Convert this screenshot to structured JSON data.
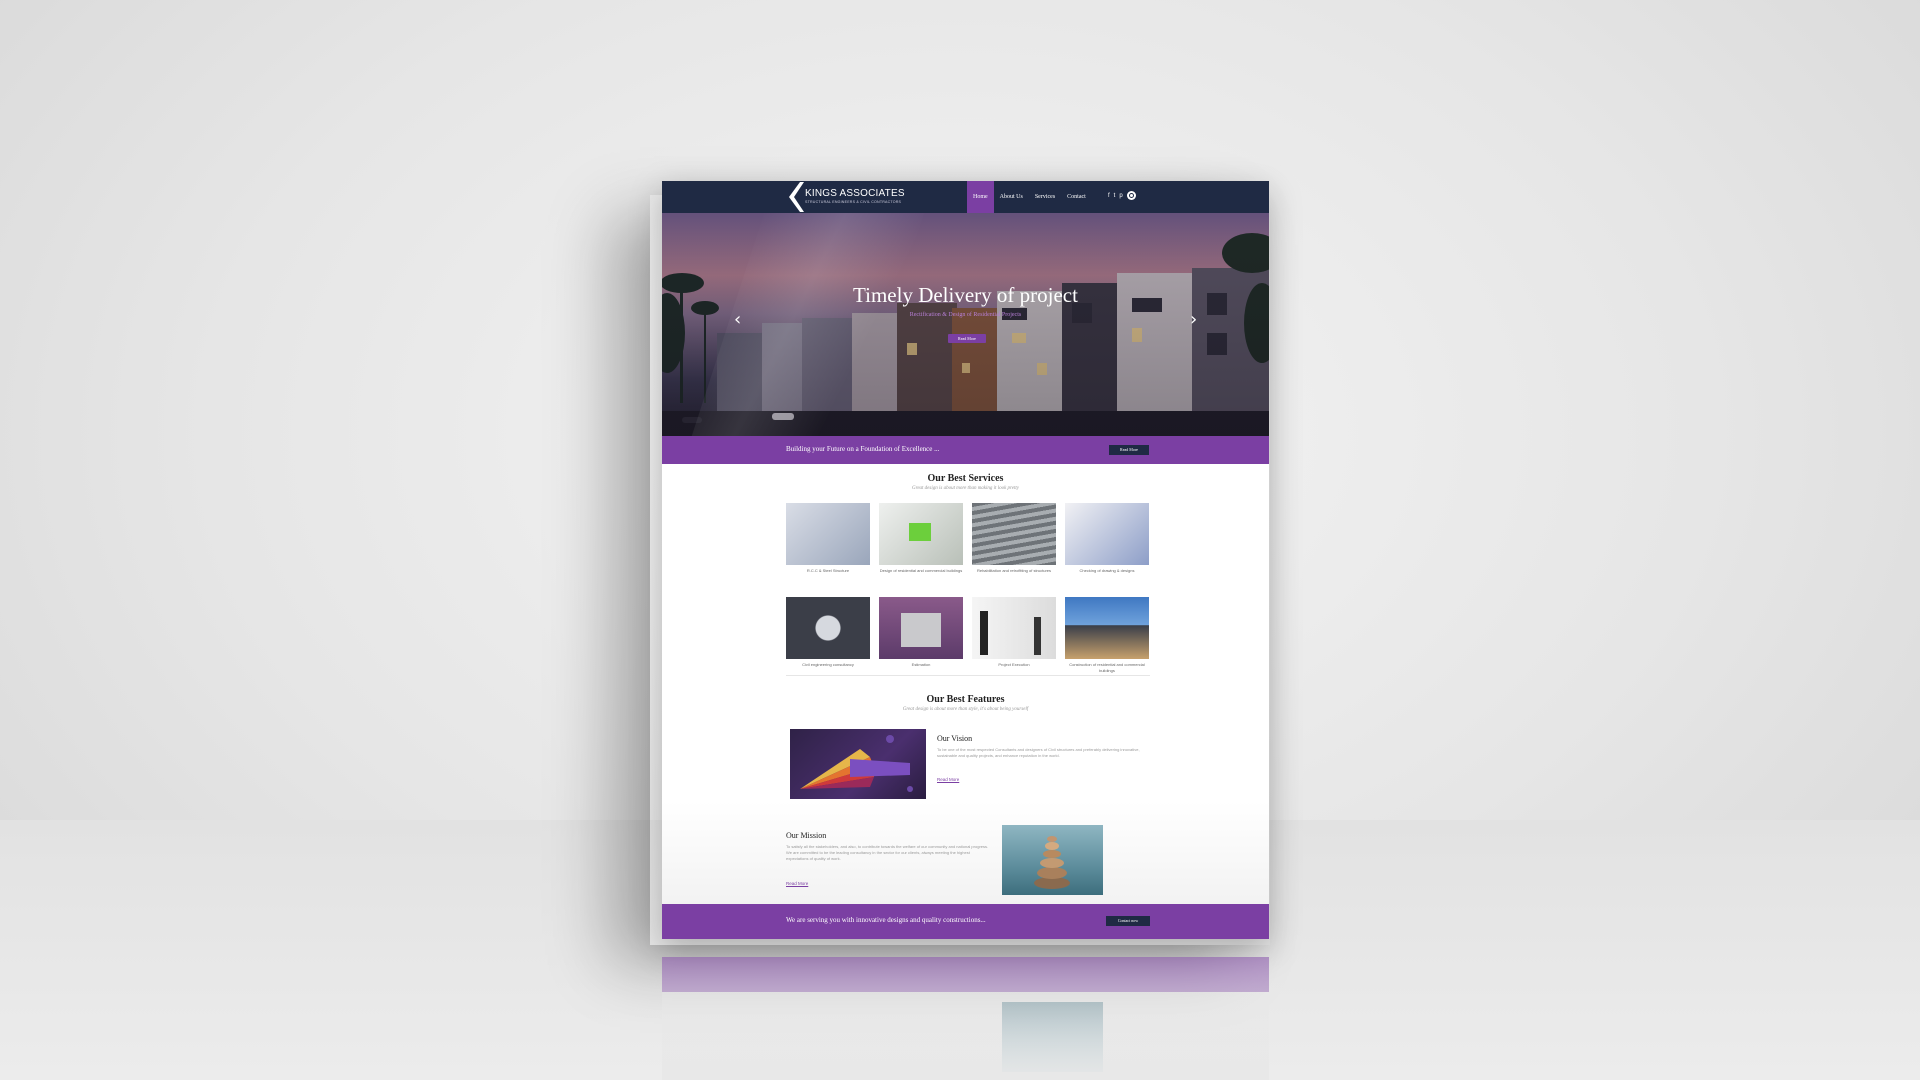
{
  "brand": {
    "name": "KINGS ASSOCIATES",
    "tagline": "STRUCTURAL ENGINEERS & CIVIL CONTRACTORS",
    "primary_color": "#7b3fa3",
    "nav_color": "#1f2a44"
  },
  "nav": {
    "items": [
      {
        "label": "Home",
        "active": true
      },
      {
        "label": "About Us",
        "active": false
      },
      {
        "label": "Services",
        "active": false
      },
      {
        "label": "Contact",
        "active": false
      }
    ],
    "social": [
      "f",
      "t",
      "p"
    ],
    "icons": [
      "facebook-icon",
      "twitter-icon",
      "pinterest-icon",
      "search-icon"
    ]
  },
  "hero": {
    "title": "Timely Delivery of project",
    "subtitle": "Rectification & Design of Residential Projects",
    "button": "Read More",
    "prev_arrow": "‹",
    "next_arrow": "›"
  },
  "band": {
    "text": "Building your Future on a Foundation of Excellence ...",
    "button": "Read More"
  },
  "services": {
    "title": "Our Best Services",
    "subtitle": "Great design is about more than making it look pretty",
    "items": [
      {
        "caption": "R.C.C & Steel Structure"
      },
      {
        "caption": "Design of residential and commercial buildings"
      },
      {
        "caption": "Rehabilitation and retrofitting of structures"
      },
      {
        "caption": "Checking of drawing & designs"
      },
      {
        "caption": "Civil engineering consultancy"
      },
      {
        "caption": "Estimation"
      },
      {
        "caption": "Project Execution"
      },
      {
        "caption": "Construction of residential and commercial buildings"
      }
    ]
  },
  "features": {
    "title": "Our Best Features",
    "subtitle": "Great design is about more than style, it's about being yourself"
  },
  "vision": {
    "title": "Our Vision",
    "body": "To be one of the most respected Consultants and designers of Civil structures and preferably delivering innovative, sustainable and quality projects, and enhance reputation in the world.",
    "link": "Read More"
  },
  "mission": {
    "title": "Our Mission",
    "body": "To satisfy all the stakeholders, and also, to contribute towards the welfare of our community and national progress. We are committed to be the leading consultancy in the sector for our clients, always meeting the highest expectations of quality of work.",
    "link": "Read More"
  },
  "footer": {
    "text": "We are serving you with innovative designs and quality constructions...",
    "button": "Contact now"
  }
}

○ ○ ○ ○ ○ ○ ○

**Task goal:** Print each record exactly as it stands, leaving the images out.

**Response to the exercise:**
Convert this screenshot to structured JSON data.
{
  "brand": {
    "name": "KINGS ASSOCIATES",
    "tagline": "STRUCTURAL ENGINEERS & CIVIL CONTRACTORS",
    "primary_color": "#7b3fa3",
    "nav_color": "#1f2a44"
  },
  "nav": {
    "items": [
      {
        "label": "Home",
        "active": true
      },
      {
        "label": "About Us",
        "active": false
      },
      {
        "label": "Services",
        "active": false
      },
      {
        "label": "Contact",
        "active": false
      }
    ],
    "social": [
      "f",
      "t",
      "p"
    ],
    "icons": [
      "facebook-icon",
      "twitter-icon",
      "pinterest-icon",
      "search-icon"
    ]
  },
  "hero": {
    "title": "Timely Delivery of project",
    "subtitle": "Rectification & Design of Residential Projects",
    "button": "Read More",
    "prev_arrow": "‹",
    "next_arrow": "›"
  },
  "band": {
    "text": "Building your Future on a Foundation of Excellence ...",
    "button": "Read More"
  },
  "services": {
    "title": "Our Best Services",
    "subtitle": "Great design is about more than making it look pretty",
    "items": [
      {
        "caption": "R.C.C & Steel Structure"
      },
      {
        "caption": "Design of residential and commercial buildings"
      },
      {
        "caption": "Rehabilitation and retrofitting of structures"
      },
      {
        "caption": "Checking of drawing & designs"
      },
      {
        "caption": "Civil engineering consultancy"
      },
      {
        "caption": "Estimation"
      },
      {
        "caption": "Project Execution"
      },
      {
        "caption": "Construction of residential and commercial buildings"
      }
    ]
  },
  "features": {
    "title": "Our Best Features",
    "subtitle": "Great design is about more than style, it's about being yourself"
  },
  "vision": {
    "title": "Our Vision",
    "body": "To be one of the most respected Consultants and designers of Civil structures and preferably delivering innovative, sustainable and quality projects, and enhance reputation in the world.",
    "link": "Read More"
  },
  "mission": {
    "title": "Our Mission",
    "body": "To satisfy all the stakeholders, and also, to contribute towards the welfare of our community and national progress. We are committed to be the leading consultancy in the sector for our clients, always meeting the highest expectations of quality of work.",
    "link": "Read More"
  },
  "footer": {
    "text": "We are serving you with innovative designs and quality constructions...",
    "button": "Contact now"
  }
}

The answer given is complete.